Liberace Biography - The Early Years
Wladziu Valentino Liberace was born May 16, 1919, in Milwaukee, Wisconsin. He had a twin brother who died at birth, but Liberace was born with a caul, which his family took as a sign that he was destined to be special.
Liberace's father was a musician who played with local bands and instilled an appreciation for music in his son at a young age. He also started his son on the piano very young. Father and son's love of music was the subject of much dissent in the home, especially during the Great Depression. Liberace's mother believed that money spent on records, shows and otherwise indulging musical interests was a waste. His father, however, continued to insist on piano lessons and attending concerts - especially at the Pabst Theater - for his son.
Liberace's piano playing also made him the target of bullies. By high school, he developed a self effacing personality that caused the bullies to ease up and that followed him throughout his career.
Liberace began performing live professionally in 1937. At first, he performed classical songs in the traditional style, but soon he began to step outside of that box. He began to mix classical songs with modern popular songs and mix up his set with doses of comedy. He also developed an elaborate stage set, complete with the candelabra that would become his staple throughout his career.
In 1944, he began performing in Las Vegas. From then on, Liberace would become synonymous with Vegas.
Although Liberace's performances frequently left music critics less than impressed, by 1950, he was an in demand performer at the White House and Hollywood functions as well as on stages across the country.
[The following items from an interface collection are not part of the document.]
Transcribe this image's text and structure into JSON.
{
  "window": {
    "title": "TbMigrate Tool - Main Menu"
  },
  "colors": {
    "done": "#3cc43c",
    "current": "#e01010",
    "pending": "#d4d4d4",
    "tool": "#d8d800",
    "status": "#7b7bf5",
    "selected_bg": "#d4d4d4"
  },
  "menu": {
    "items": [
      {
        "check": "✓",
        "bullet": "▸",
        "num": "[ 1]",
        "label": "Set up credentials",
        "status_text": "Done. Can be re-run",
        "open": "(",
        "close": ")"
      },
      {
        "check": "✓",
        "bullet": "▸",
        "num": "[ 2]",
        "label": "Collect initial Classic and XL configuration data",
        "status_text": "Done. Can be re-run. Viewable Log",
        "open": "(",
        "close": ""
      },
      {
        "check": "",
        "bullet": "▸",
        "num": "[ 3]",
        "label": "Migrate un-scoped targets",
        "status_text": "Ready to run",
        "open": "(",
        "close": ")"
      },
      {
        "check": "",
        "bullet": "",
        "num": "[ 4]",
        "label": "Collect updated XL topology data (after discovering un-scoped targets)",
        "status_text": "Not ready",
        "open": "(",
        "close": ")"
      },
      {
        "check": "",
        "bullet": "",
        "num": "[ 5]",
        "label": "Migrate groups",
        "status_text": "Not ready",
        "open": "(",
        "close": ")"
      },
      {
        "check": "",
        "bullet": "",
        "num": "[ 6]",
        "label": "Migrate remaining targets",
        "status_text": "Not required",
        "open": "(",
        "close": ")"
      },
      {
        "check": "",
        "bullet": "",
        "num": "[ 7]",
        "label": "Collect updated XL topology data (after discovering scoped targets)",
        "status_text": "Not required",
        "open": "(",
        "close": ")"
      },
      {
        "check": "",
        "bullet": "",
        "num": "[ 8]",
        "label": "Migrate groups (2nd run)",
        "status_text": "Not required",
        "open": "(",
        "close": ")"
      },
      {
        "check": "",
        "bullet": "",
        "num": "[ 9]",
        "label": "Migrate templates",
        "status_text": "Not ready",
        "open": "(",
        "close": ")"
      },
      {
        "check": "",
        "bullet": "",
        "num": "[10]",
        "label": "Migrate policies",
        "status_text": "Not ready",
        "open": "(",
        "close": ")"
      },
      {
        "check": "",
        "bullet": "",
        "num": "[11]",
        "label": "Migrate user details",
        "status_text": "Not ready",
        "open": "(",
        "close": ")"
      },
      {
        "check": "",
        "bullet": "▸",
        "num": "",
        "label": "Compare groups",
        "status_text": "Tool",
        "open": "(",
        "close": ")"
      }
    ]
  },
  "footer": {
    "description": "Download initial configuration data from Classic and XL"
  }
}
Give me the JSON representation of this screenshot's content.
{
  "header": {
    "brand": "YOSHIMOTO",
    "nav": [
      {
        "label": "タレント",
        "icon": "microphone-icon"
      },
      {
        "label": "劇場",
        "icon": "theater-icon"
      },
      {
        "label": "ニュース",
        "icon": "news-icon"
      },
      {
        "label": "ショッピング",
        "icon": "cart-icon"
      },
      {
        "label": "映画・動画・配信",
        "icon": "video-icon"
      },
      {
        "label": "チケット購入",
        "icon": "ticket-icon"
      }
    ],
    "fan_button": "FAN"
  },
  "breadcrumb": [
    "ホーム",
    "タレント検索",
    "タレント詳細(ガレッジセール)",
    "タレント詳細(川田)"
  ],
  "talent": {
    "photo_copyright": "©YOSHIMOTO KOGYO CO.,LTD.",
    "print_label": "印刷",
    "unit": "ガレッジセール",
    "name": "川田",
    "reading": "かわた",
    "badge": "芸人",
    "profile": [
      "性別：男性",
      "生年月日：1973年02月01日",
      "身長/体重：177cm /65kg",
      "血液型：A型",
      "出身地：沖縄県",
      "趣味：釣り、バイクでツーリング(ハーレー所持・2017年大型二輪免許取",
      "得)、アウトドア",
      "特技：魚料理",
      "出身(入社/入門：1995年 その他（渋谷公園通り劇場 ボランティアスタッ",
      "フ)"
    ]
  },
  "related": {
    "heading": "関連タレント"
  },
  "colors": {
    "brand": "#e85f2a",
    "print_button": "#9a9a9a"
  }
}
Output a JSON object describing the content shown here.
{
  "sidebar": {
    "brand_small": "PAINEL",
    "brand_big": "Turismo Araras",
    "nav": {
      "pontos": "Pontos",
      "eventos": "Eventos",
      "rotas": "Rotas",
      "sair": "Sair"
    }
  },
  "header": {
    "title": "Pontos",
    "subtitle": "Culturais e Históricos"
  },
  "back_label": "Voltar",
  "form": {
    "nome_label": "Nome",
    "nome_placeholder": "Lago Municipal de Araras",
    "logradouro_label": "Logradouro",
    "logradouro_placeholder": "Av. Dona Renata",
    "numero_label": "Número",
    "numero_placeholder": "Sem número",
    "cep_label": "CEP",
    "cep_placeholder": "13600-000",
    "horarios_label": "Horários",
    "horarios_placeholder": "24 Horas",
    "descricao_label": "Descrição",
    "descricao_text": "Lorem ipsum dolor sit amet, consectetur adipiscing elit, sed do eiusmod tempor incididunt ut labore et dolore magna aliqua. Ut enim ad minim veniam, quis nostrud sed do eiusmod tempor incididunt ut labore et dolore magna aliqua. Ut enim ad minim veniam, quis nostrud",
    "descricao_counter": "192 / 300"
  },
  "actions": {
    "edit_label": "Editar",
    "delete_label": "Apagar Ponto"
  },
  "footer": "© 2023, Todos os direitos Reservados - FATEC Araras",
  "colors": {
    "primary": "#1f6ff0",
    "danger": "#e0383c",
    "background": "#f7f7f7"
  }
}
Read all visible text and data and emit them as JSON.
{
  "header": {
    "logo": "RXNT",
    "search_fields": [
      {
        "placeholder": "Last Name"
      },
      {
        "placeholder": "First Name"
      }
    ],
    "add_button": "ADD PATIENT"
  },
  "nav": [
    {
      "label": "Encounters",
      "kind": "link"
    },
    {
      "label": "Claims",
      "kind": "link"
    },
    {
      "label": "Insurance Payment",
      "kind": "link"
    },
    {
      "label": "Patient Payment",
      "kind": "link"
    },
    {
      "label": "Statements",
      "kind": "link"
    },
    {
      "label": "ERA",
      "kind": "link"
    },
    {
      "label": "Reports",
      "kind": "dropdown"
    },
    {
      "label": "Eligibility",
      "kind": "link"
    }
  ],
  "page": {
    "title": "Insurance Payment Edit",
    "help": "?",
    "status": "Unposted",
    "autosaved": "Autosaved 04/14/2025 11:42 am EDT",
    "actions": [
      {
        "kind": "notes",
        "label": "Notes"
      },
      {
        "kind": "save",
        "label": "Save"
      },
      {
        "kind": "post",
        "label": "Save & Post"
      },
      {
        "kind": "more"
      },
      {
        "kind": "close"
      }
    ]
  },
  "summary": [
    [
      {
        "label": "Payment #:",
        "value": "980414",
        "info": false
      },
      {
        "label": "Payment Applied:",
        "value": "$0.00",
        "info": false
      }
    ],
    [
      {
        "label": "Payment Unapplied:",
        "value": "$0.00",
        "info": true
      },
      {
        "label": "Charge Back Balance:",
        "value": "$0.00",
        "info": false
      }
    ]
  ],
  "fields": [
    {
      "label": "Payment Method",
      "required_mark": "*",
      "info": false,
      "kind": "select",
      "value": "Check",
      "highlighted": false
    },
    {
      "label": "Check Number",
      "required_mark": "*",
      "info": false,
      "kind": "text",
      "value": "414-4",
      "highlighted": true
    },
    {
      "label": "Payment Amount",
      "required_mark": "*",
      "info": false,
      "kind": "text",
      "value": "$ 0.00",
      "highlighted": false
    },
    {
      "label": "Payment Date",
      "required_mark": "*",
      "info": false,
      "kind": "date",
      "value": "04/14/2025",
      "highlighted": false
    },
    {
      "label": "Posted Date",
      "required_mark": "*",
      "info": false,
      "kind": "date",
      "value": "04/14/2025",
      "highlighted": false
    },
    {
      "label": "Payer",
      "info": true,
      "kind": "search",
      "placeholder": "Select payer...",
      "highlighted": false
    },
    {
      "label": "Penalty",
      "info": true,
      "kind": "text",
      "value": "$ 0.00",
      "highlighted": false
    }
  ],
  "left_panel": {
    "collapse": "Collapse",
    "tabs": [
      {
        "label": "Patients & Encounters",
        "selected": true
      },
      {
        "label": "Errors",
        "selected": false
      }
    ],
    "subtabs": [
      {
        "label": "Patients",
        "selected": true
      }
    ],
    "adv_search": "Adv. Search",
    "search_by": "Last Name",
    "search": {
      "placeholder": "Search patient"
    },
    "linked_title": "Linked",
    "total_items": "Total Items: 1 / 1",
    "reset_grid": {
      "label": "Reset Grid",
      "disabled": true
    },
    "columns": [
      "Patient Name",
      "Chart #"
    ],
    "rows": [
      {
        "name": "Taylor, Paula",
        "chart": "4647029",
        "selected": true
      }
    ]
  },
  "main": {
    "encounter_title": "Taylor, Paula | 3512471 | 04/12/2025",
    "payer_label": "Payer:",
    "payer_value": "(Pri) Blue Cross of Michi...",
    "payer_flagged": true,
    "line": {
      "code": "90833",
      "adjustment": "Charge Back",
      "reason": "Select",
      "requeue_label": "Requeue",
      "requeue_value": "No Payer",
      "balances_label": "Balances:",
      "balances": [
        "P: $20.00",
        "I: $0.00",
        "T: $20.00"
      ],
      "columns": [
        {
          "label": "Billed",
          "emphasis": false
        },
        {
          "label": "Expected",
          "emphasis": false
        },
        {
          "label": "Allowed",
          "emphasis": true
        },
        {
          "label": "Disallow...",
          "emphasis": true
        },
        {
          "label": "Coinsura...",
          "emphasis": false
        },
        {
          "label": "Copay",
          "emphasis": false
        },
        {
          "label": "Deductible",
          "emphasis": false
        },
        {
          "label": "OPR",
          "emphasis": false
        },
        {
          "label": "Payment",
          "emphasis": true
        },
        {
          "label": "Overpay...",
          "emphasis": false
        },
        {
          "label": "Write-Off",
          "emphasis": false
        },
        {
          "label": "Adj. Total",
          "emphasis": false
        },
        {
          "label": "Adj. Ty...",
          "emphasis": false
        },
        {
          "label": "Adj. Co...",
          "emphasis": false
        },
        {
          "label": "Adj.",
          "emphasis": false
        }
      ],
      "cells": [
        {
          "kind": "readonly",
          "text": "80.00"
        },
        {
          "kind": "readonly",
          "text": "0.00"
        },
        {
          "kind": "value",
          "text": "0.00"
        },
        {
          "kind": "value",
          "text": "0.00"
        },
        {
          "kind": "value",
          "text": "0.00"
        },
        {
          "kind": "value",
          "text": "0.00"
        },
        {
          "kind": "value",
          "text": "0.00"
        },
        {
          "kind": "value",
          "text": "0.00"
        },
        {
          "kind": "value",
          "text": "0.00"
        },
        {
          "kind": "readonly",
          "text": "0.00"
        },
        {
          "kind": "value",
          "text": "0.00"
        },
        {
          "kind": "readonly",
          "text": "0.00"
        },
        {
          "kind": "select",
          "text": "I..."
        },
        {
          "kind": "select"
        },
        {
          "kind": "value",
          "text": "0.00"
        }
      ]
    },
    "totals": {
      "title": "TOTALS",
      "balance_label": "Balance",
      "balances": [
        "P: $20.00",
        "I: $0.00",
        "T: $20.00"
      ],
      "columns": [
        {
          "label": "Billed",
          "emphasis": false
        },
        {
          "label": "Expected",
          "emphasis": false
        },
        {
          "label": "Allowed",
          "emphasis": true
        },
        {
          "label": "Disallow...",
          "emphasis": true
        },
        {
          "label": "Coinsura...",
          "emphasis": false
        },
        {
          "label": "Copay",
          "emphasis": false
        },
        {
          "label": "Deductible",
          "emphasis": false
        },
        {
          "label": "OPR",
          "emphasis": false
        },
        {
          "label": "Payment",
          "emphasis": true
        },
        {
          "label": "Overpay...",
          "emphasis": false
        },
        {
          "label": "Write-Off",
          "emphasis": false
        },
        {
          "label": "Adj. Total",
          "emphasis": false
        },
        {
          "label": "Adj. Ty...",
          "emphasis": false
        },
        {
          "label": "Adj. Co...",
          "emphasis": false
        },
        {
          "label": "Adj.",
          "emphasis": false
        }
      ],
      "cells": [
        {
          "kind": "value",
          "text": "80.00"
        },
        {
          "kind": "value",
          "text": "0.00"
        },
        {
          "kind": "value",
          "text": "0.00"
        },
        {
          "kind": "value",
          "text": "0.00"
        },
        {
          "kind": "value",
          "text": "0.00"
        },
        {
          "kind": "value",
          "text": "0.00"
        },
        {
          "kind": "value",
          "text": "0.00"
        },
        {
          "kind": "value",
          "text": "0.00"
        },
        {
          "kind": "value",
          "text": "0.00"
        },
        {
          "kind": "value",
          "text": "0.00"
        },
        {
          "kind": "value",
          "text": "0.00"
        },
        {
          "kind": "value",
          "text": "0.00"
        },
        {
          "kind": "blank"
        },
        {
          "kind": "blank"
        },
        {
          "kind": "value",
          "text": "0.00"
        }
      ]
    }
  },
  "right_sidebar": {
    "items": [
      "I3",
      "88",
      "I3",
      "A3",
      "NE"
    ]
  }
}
He broke earnings records for musicians and in fact became the highest paid entertainer in the world throughout the 50s, 60s and 70s.
Between 1947 and 1954, Liberace released 70 albums.
TV Show and Commercial Endorsements
Liberace's celebrity was cemented by his nationally syndicated TV show, which ran throughout the 1950s and consistently drew an audience of 30 million or more. He also guest starred on many of the popular shows of the time - something he continued to do up until the time of his death.
Liberace also made himself available for celebrity endorsements and wound up selling everything from Cadillacs to furniture. He frequently worked endorsements into his stage shows in an early example of corporate sponsorship for touring musicians.
In addition to his commercial endorsements, Liberace used his name to brand a large number of goods and businesses. He had a men's clothing line, cookbooks, furniture, a mall and even a hotel chain.
Liberace's flamboyant style led to near constant speculation about his sexuality. A staunch conservative, Liberace maintained throughout his life that he was heterosexual. In 1956, he sued The Daily Mirror, a UK newspaper, for libel after they hinted that he might be homosexual. The judge found the paper guilty of the charge and ordered them to pay the musician $22,400. He won a similar case against U.S. gossip magazine Confidential.
In public, Liberace dated women, including Mae West and Joanne Rio. However, in 1984, a 24 year old man named Scott Thorson sued Liberace for palimony, claiming that the two had been living as a couple for five years. The suit was settled for $95,000.
Liberace Biography - Death of the Artist
Liberace died in 1987 from complications associated with AIDS. His health had noticeably deteriorated in the two years preceding his death, but his manager issued a statement that the musician was on a watermelon diet and had lost a large amount of weight. It has never been disclosed how Liberace contracted HIV or when he had learned he had the disease.